**** DATA RECORDS ****
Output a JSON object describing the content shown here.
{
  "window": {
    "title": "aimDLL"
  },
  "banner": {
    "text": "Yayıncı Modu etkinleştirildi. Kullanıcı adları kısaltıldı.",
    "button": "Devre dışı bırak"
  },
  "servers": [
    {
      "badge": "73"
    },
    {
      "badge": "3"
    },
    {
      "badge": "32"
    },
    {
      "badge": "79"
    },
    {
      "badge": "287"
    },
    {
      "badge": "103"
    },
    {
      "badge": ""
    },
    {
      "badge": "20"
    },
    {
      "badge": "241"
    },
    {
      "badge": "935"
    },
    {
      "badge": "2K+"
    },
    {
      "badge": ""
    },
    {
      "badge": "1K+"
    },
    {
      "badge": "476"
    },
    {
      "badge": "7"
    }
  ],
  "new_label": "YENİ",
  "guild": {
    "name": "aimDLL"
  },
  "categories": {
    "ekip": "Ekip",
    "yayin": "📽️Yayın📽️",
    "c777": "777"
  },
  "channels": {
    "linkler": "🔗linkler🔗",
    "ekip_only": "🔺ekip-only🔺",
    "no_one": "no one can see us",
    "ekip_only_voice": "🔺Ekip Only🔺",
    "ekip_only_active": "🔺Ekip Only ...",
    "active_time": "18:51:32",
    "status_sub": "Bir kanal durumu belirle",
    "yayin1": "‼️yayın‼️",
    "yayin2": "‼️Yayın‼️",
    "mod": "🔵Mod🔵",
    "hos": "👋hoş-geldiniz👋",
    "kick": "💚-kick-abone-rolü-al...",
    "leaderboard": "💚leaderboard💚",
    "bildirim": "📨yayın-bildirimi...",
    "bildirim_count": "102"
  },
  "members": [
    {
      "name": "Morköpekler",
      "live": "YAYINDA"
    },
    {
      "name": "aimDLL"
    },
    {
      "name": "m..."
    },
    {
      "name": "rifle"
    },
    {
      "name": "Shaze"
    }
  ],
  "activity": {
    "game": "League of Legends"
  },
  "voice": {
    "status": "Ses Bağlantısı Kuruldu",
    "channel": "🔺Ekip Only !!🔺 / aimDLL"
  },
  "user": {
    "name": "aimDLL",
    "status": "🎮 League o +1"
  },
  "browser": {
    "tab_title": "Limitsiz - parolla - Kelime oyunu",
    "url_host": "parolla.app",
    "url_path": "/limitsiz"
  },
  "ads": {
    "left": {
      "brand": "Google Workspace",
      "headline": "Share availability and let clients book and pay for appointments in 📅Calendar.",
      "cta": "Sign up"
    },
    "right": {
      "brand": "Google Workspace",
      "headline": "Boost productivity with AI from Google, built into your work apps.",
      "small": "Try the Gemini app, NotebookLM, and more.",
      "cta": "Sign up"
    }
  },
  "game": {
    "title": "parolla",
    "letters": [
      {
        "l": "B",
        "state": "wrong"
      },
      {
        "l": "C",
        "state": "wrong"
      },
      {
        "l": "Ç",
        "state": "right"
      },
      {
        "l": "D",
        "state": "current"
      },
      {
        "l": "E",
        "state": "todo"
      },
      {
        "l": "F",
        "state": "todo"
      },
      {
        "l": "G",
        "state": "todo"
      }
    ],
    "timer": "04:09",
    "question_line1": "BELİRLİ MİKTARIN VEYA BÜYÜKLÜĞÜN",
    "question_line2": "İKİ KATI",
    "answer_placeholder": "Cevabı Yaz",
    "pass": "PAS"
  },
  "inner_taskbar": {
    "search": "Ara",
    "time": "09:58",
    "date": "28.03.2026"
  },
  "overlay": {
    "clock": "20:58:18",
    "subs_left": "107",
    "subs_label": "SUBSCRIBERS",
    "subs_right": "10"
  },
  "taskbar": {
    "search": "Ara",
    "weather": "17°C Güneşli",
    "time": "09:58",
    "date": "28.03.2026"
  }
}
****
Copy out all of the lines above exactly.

▸ ANSWER SECTION
Output a JSON object describing the content shown here.
{
  "window": {
    "title": "aimDLL"
  },
  "banner": {
    "text": "Yayıncı Modu etkinleştirildi. Kullanıcı adları kısaltıldı.",
    "button": "Devre dışı bırak"
  },
  "servers": [
    {
      "badge": "73"
    },
    {
      "badge": "3"
    },
    {
      "badge": "32"
    },
    {
      "badge": "79"
    },
    {
      "badge": "287"
    },
    {
      "badge": "103"
    },
    {
      "badge": ""
    },
    {
      "badge": "20"
    },
    {
      "badge": "241"
    },
    {
      "badge": "935"
    },
    {
      "badge": "2K+"
    },
    {
      "badge": ""
    },
    {
      "badge": "1K+"
    },
    {
      "badge": "476"
    },
    {
      "badge": "7"
    }
  ],
  "new_label": "YENİ",
  "guild": {
    "name": "aimDLL"
  },
  "categories": {
    "ekip": "Ekip",
    "yayin": "📽️Yayın📽️",
    "c777": "777"
  },
  "channels": {
    "linkler": "🔗linkler🔗",
    "ekip_only": "🔺ekip-only🔺",
    "no_one": "no one can see us",
    "ekip_only_voice": "🔺Ekip Only🔺",
    "ekip_only_active": "🔺Ekip Only ...",
    "active_time": "18:51:32",
    "status_sub": "Bir kanal durumu belirle",
    "yayin1": "‼️yayın‼️",
    "yayin2": "‼️Yayın‼️",
    "mod": "🔵Mod🔵",
    "hos": "👋hoş-geldiniz👋",
    "kick": "💚-kick-abone-rolü-al...",
    "leaderboard": "💚leaderboard💚",
    "bildirim": "📨yayın-bildirimi...",
    "bildirim_count": "102"
  },
  "members": [
    {
      "name": "Morköpekler",
      "live": "YAYINDA"
    },
    {
      "name": "aimDLL"
    },
    {
      "name": "m..."
    },
    {
      "name": "rifle"
    },
    {
      "name": "Shaze"
    }
  ],
  "activity": {
    "game": "League of Legends"
  },
  "voice": {
    "status": "Ses Bağlantısı Kuruldu",
    "channel": "🔺Ekip Only !!🔺 / aimDLL"
  },
  "user": {
    "name": "aimDLL",
    "status": "🎮 League o +1"
  },
  "browser": {
    "tab_title": "Limitsiz - parolla - Kelime oyunu",
    "url_host": "parolla.app",
    "url_path": "/limitsiz"
  },
  "ads": {
    "left": {
      "brand": "Google Workspace",
      "headline": "Share availability and let clients book and pay for appointments in 📅Calendar.",
      "cta": "Sign up"
    },
    "right": {
      "brand": "Google Workspace",
      "headline": "Boost productivity with AI from Google, built into your work apps.",
      "small": "Try the Gemini app, NotebookLM, and more.",
      "cta": "Sign up"
    }
  },
  "game": {
    "title": "parolla",
    "letters": [
      {
        "l": "B",
        "state": "wrong"
      },
      {
        "l": "C",
        "state": "wrong"
      },
      {
        "l": "Ç",
        "state": "right"
      },
      {
        "l": "D",
        "state": "current"
      },
      {
        "l": "E",
        "state": "todo"
      },
      {
        "l": "F",
        "state": "todo"
      },
      {
        "l": "G",
        "state": "todo"
      }
    ],
    "timer": "04:09",
    "question_line1": "BELİRLİ MİKTARIN VEYA BÜYÜKLÜĞÜN",
    "question_line2": "İKİ KATI",
    "answer_placeholder": "Cevabı Yaz",
    "pass": "PAS"
  },
  "inner_taskbar": {
    "search": "Ara",
    "time": "09:58",
    "date": "28.03.2026"
  },
  "overlay": {
    "clock": "20:58:18",
    "subs_left": "107",
    "subs_label": "SUBSCRIBERS",
    "subs_right": "10"
  },
  "taskbar": {
    "search": "Ara",
    "weather": "17°C Güneşli",
    "time": "09:58",
    "date": "28.03.2026"
  }
}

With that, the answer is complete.